President Recep Tayyip Erdogan said that in the Black Sea, Turkey has discovered 320 billion cubic meters of natural gas, its biggest energy discovery ever, and plans to launch development by 2023.
The Fatih drilling ship was locating the deposit in the so-called Tuna-1 sector, Erdogan said Friday in his Istanbul palace at a much-trailed press conference. Explorations in other fields are ongoing, he said.
After the announcement, the lira reversed earlier losses against the dollar. At 3:42 p.m. it was down 0.3 percent. At Istanbul. Also, the Borsa Istanbul 100 index gave up gains and fell as much as 1.8 percent, likely reflecting frustration over find scale.
Turkey has been buying three drilling ships in recent years as it has significantly increased energy exploration in the Black Sea and disputed eastern Mediterranean waters. It is keen to find significant energy reserves to ease its heavy dependence on imports from Iran, Iraq, and Russia, and to boost one of the Middle East’s biggest economies.

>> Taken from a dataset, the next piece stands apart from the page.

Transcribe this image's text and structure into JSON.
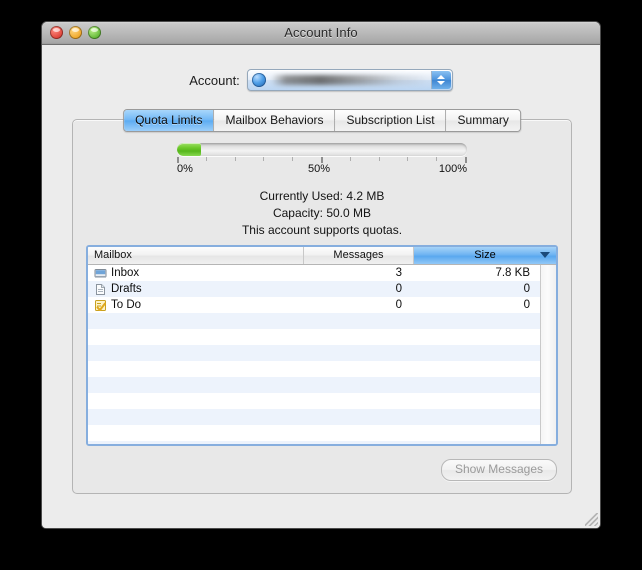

The Fatih has been drilling to a depth of 3,500 to 4,000 meters (11,500 to 13,000 feet), Energy Minister Fatih Donmez said last month. TPAO, however, has no experience in deep-sea gas production and would likely need to enlist a major oil company to exploit a field. With oil and gas prices have slumped, the economics of developing such a find may be less attractive than in the past.
Tuna-1, some 150 kilometers from Turkey’s coast, is close to an area where maritime borders of Bulgaria and Romania converge and not far from Romania’s Neptun block, the largest gas find in the Black Sea in decades discovered eight years ago by Petrom and Exxon.

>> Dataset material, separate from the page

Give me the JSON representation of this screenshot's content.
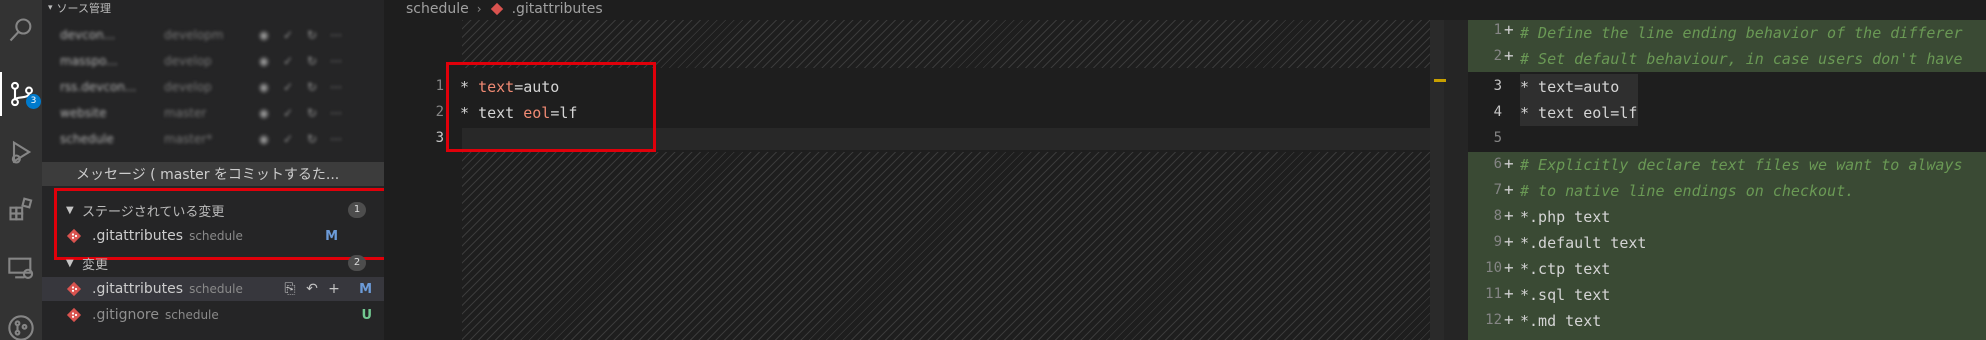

Romania has shallow-water gas projects, but a major deep-water find by eight years ago has still to be exploited. A company backed by The Carlyle Group is also exploring off Romania, aiming to get gas in 2021. Rosneft has explored in the Russian part of the Black Sea but without concrete results.
Turkey is mired in territorial disputes with Greece and Cyprus in the eastern Mediterranean as it searches for oil and gas in contested waters. France has temporarily increased its military presence to ward off Turkish steps, and German Chancellor Angela Merkel on Wednesday said the EU was concerned over the increased tensions.
Erdogan said he also expects “good news” from exploration activities in the eastern Mediterranean.